= Information shown =
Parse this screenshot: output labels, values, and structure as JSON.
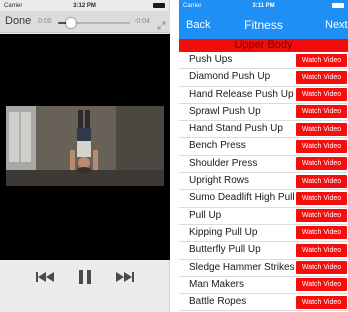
{
  "video_screen": {
    "status": {
      "carrier": "Carrier",
      "time": "3:12 PM"
    },
    "player": {
      "done_label": "Done",
      "elapsed": "0:00",
      "remaining": "-0:04",
      "progress": 0.18
    },
    "controls": [
      "rewind-icon",
      "pause-icon",
      "fast-forward-icon"
    ]
  },
  "fitness_screen": {
    "status": {
      "carrier": "Carrier",
      "time": "3:11 PM"
    },
    "nav": {
      "back_label": "Back",
      "title": "Fitness",
      "next_label": "Next"
    },
    "section_title": "Upper Body",
    "watch_label": "Watch Video",
    "exercises": [
      "Push Ups",
      "Diamond Push Up",
      "Hand Release Push Up",
      "Sprawl Push Up",
      "Hand Stand Push Up",
      "Bench Press",
      "Shoulder Press",
      "Upright Rows",
      "Sumo Deadlift High Pull",
      "Pull Up",
      "Kipping Pull Up",
      "Butterfly Pull Up",
      "Sledge Hammer Strikes",
      "Man Makers",
      "Battle Ropes"
    ]
  },
  "colors": {
    "accent_blue": "#1e8ff5",
    "accent_red": "#f20d0d",
    "player_bar": "#dcdcdc",
    "video_bg": "#000000"
  }
}
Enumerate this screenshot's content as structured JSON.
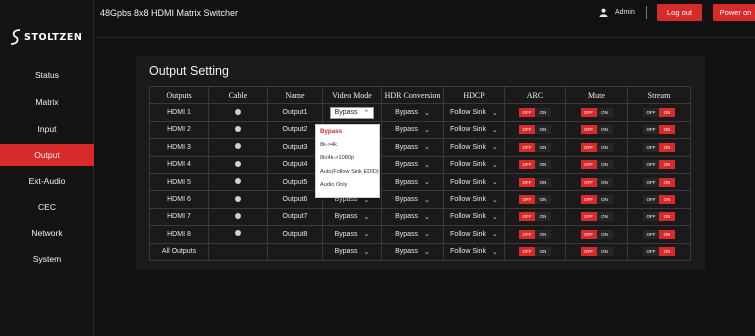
{
  "brand": {
    "name": "STOLTZEN",
    "accent": "#d72b2b"
  },
  "sidebar": {
    "items": [
      {
        "label": "Status",
        "active": false
      },
      {
        "label": "Matrix",
        "active": false
      },
      {
        "label": "Input",
        "active": false
      },
      {
        "label": "Output",
        "active": true
      },
      {
        "label": "Ext-Audio",
        "active": false
      },
      {
        "label": "CEC",
        "active": false
      },
      {
        "label": "Network",
        "active": false
      },
      {
        "label": "System",
        "active": false
      }
    ]
  },
  "header": {
    "title": "48Gpbs 8x8 HDMI Matrix Switcher",
    "user": "Admin",
    "user_icon": "user-icon",
    "logout_label": "Log out",
    "poweron_label": "Power on"
  },
  "panel": {
    "title": "Output Setting",
    "columns": [
      "Outputs",
      "Cable",
      "Name",
      "Video Mode",
      "HDR Conversion",
      "HDCP",
      "ARC",
      "Mute",
      "Stream"
    ],
    "rows": [
      {
        "output": "HDMI 1",
        "cable": true,
        "name": "Output1",
        "video_mode": "Bypass",
        "hdr": "Bypass",
        "hdcp": "Follow Sink",
        "arc": "OFF",
        "mute": "OFF",
        "stream": "ON"
      },
      {
        "output": "HDMI 2",
        "cable": true,
        "name": "Output2",
        "video_mode": "Bypass",
        "hdr": "Bypass",
        "hdcp": "Follow Sink",
        "arc": "OFF",
        "mute": "OFF",
        "stream": "ON"
      },
      {
        "output": "HDMI 3",
        "cable": true,
        "name": "Output3",
        "video_mode": "Bypass",
        "hdr": "Bypass",
        "hdcp": "Follow Sink",
        "arc": "OFF",
        "mute": "OFF",
        "stream": "ON"
      },
      {
        "output": "HDMI 4",
        "cable": true,
        "name": "Output4",
        "video_mode": "Bypass",
        "hdr": "Bypass",
        "hdcp": "Follow Sink",
        "arc": "OFF",
        "mute": "OFF",
        "stream": "ON"
      },
      {
        "output": "HDMI 5",
        "cable": true,
        "name": "Output5",
        "video_mode": "Bypass",
        "hdr": "Bypass",
        "hdcp": "Follow Sink",
        "arc": "OFF",
        "mute": "OFF",
        "stream": "ON"
      },
      {
        "output": "HDMI 6",
        "cable": true,
        "name": "Output6",
        "video_mode": "Bypass",
        "hdr": "Bypass",
        "hdcp": "Follow Sink",
        "arc": "OFF",
        "mute": "OFF",
        "stream": "ON"
      },
      {
        "output": "HDMI 7",
        "cable": true,
        "name": "Output7",
        "video_mode": "Bypass",
        "hdr": "Bypass",
        "hdcp": "Follow Sink",
        "arc": "OFF",
        "mute": "OFF",
        "stream": "ON"
      },
      {
        "output": "HDMI 8",
        "cable": true,
        "name": "Output8",
        "video_mode": "Bypass",
        "hdr": "Bypass",
        "hdcp": "Follow Sink",
        "arc": "OFF",
        "mute": "OFF",
        "stream": "ON"
      }
    ],
    "all_row": {
      "output": "All Outputs",
      "video_mode": "Bypass",
      "hdr": "Bypass",
      "hdcp": "Follow Sink",
      "arc": "OFF",
      "mute": "OFF",
      "stream": "ON"
    },
    "toggle_labels": {
      "off": "OFF",
      "on": "ON"
    },
    "video_mode_dropdown": {
      "open_on_row": "HDMI 1",
      "options": [
        "Bypass",
        "8k->4k",
        "8k/4k->1080p",
        "Auto(Follow Sink EDID)",
        "Audio Only"
      ],
      "selected": "Bypass"
    }
  }
}
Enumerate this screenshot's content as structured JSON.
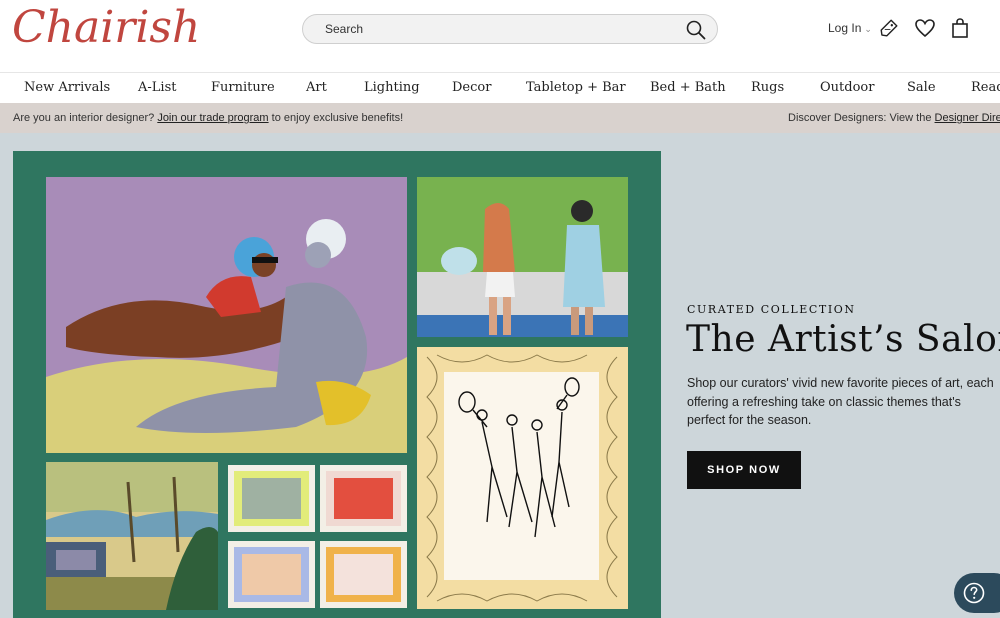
{
  "brand": {
    "logo_text": "Chairish",
    "accent": "#c0463f"
  },
  "search": {
    "placeholder": "Search",
    "icon": "search-icon"
  },
  "header": {
    "login_label": "Log In",
    "icons": [
      "sale-tag-icon",
      "heart-icon",
      "shopping-bag-icon"
    ]
  },
  "nav": {
    "items": [
      "New Arrivals",
      "A-List",
      "Furniture",
      "Art",
      "Lighting",
      "Decor",
      "Tabletop + Bar",
      "Bed + Bath",
      "Rugs",
      "Outdoor",
      "Sale",
      "Read"
    ]
  },
  "promo": {
    "left_prefix": "Are you an interior designer?",
    "left_link": "Join our trade program",
    "left_suffix": "to enjoy exclusive benefits!",
    "right_prefix": "Discover Designers: View the",
    "right_link": "Designer Directory"
  },
  "hero": {
    "eyebrow": "CURATED COLLECTION",
    "title": "The Artist’s Salon",
    "description": "Shop our curators' vivid new favorite pieces of art, each offering a refreshing take on classic themes that's perfect for the season.",
    "cta_label": "SHOP NOW",
    "background": "#cdd6da",
    "art_frame_color": "#2f7660"
  },
  "help": {
    "icon": "help-icon"
  }
}
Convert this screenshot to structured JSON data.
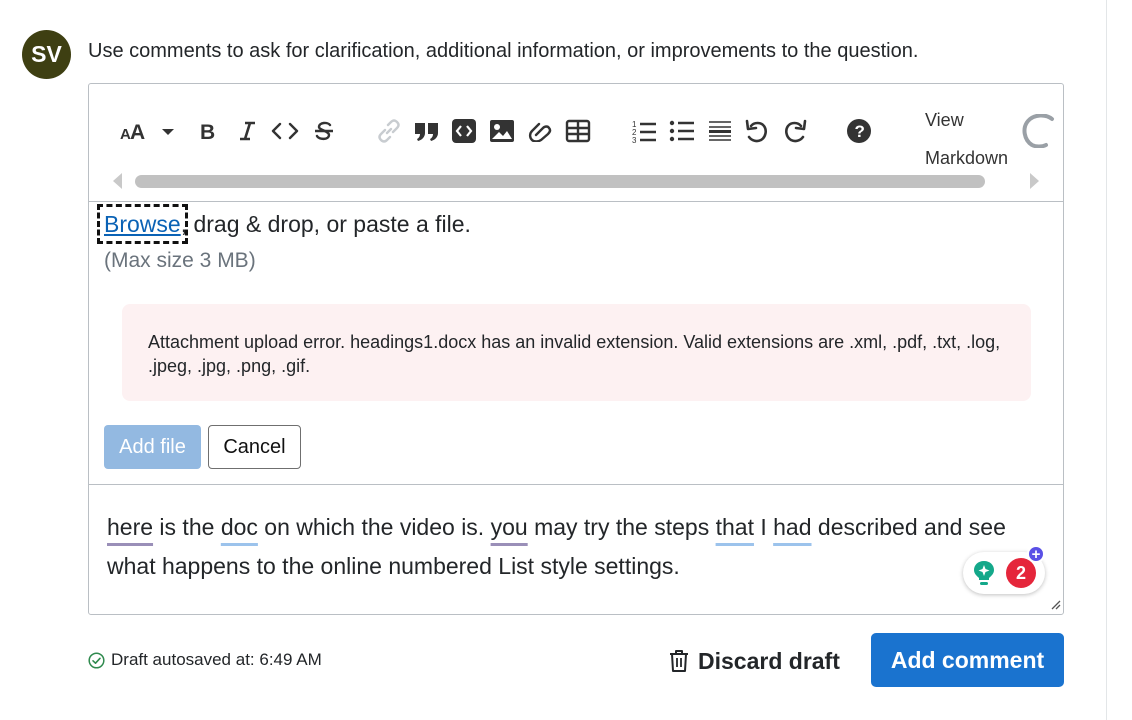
{
  "user": {
    "initials": "SV"
  },
  "comment_hint": "Use comments to ask for clarification, additional information, or improvements to the question.",
  "toolbar": {
    "icons": [
      "text-size-icon",
      "bold-icon",
      "italic-icon",
      "code-icon",
      "strikethrough-icon",
      "link-icon",
      "blockquote-icon",
      "code-block-icon",
      "image-icon",
      "snippet-icon",
      "table-icon",
      "ordered-list-icon",
      "unordered-list-icon",
      "horizontal-rule-icon",
      "undo-icon",
      "redo-icon",
      "help-icon"
    ],
    "view_markdown_line1": "View",
    "view_markdown_line2": "Markdown"
  },
  "upload": {
    "browse_label": "Browse",
    "rest_text": ", drag & drop, or paste a file.",
    "max_size": "(Max size 3 MB)",
    "error_message": "Attachment upload error. headings1.docx has an invalid extension. Valid extensions are .xml, .pdf, .txt, .log, .jpeg, .jpg, .png, .gif.",
    "add_file_label": "Add file",
    "cancel_label": "Cancel"
  },
  "body_text": {
    "w1": "here",
    "t1": " is the ",
    "w2": "doc",
    "t2": " on which the video is. ",
    "w3": "you",
    "t3": " may try the steps ",
    "w4": "that",
    "t4": " I ",
    "w5": "had",
    "t5": " described and see what happens to the online numbered List style settings."
  },
  "grammar": {
    "count": "2",
    "plus": "+"
  },
  "footer": {
    "draft_status": "Draft autosaved at: 6:49 AM",
    "discard_label": "Discard draft",
    "submit_label": "Add comment"
  },
  "colors": {
    "avatar_bg": "#3e3f12",
    "primary": "#1a73cf",
    "primary_disabled": "#93b9e1",
    "error_bg": "#fdf1f2",
    "link": "#0a62b5",
    "success": "#2f8a4e"
  }
}
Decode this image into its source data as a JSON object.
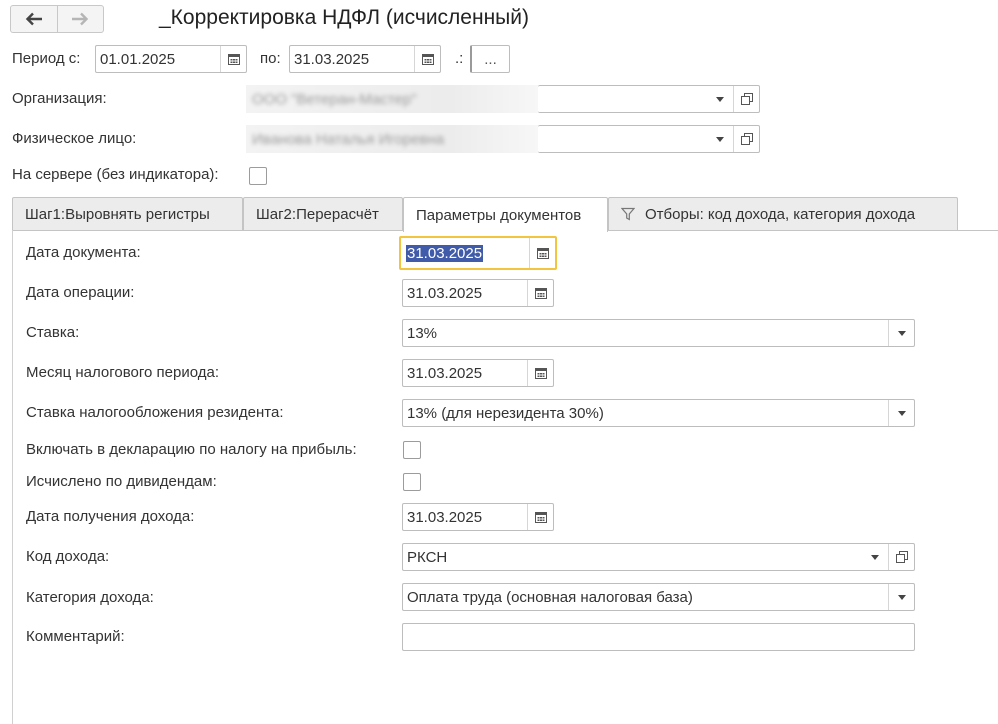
{
  "window": {
    "title": "_Корректировка НДФЛ (исчисленный)"
  },
  "period": {
    "from_label": "Период с:",
    "from_value": "01.01.2025",
    "to_label": "по:",
    "to_value": "31.03.2025",
    "sep": ".:",
    "more_label": "..."
  },
  "organization": {
    "label": "Организация:",
    "value": "ООО \"Ветеран-Мастер\""
  },
  "person": {
    "label": "Физическое лицо:",
    "value": "Иванова Наталья Игоревна"
  },
  "server": {
    "label": "На сервере (без индикатора):"
  },
  "tabs": [
    {
      "label": "Шаг1:Выровнять регистры"
    },
    {
      "label": "Шаг2:Перерасчёт"
    },
    {
      "label": "Параметры документов"
    },
    {
      "label": "Отборы: код дохода, категория дохода"
    }
  ],
  "params": {
    "doc_date_label": "Дата документа:",
    "doc_date_value": "31.03.2025",
    "op_date_label": "Дата операции:",
    "op_date_value": "31.03.2025",
    "rate_label": "Ставка:",
    "rate_value": "13%",
    "tax_month_label": "Месяц налогового периода:",
    "tax_month_value": "31.03.2025",
    "resident_rate_label": "Ставка налогообложения резидента:",
    "resident_rate_value": "13% (для нерезидента 30%)",
    "include_decl_label": "Включать в декларацию по налогу на прибыль:",
    "dividends_label": "Исчислено по дивидендам:",
    "income_date_label": "Дата получения дохода:",
    "income_date_value": "31.03.2025",
    "income_code_label": "Код дохода:",
    "income_code_value": "РКСН",
    "income_cat_label": "Категория дохода:",
    "income_cat_value": "Оплата труда (основная налоговая база)",
    "comment_label": "Комментарий:",
    "comment_value": ""
  },
  "colors": {
    "focus_border": "#f3c43f",
    "selection": "#3f5ba9"
  }
}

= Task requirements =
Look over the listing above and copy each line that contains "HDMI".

= Task result =
    "title": "48Gpbs 8x8 HDMI Matrix Switcher",
        "output": "HDMI 1",
        "output": "HDMI 2",
        "output": "HDMI 3",
        "output": "HDMI 4",
        "output": "HDMI 5",
        "output": "HDMI 6",
        "output": "HDMI 7",
        "output": "HDMI 8",
      "open_on_row": "HDMI 1",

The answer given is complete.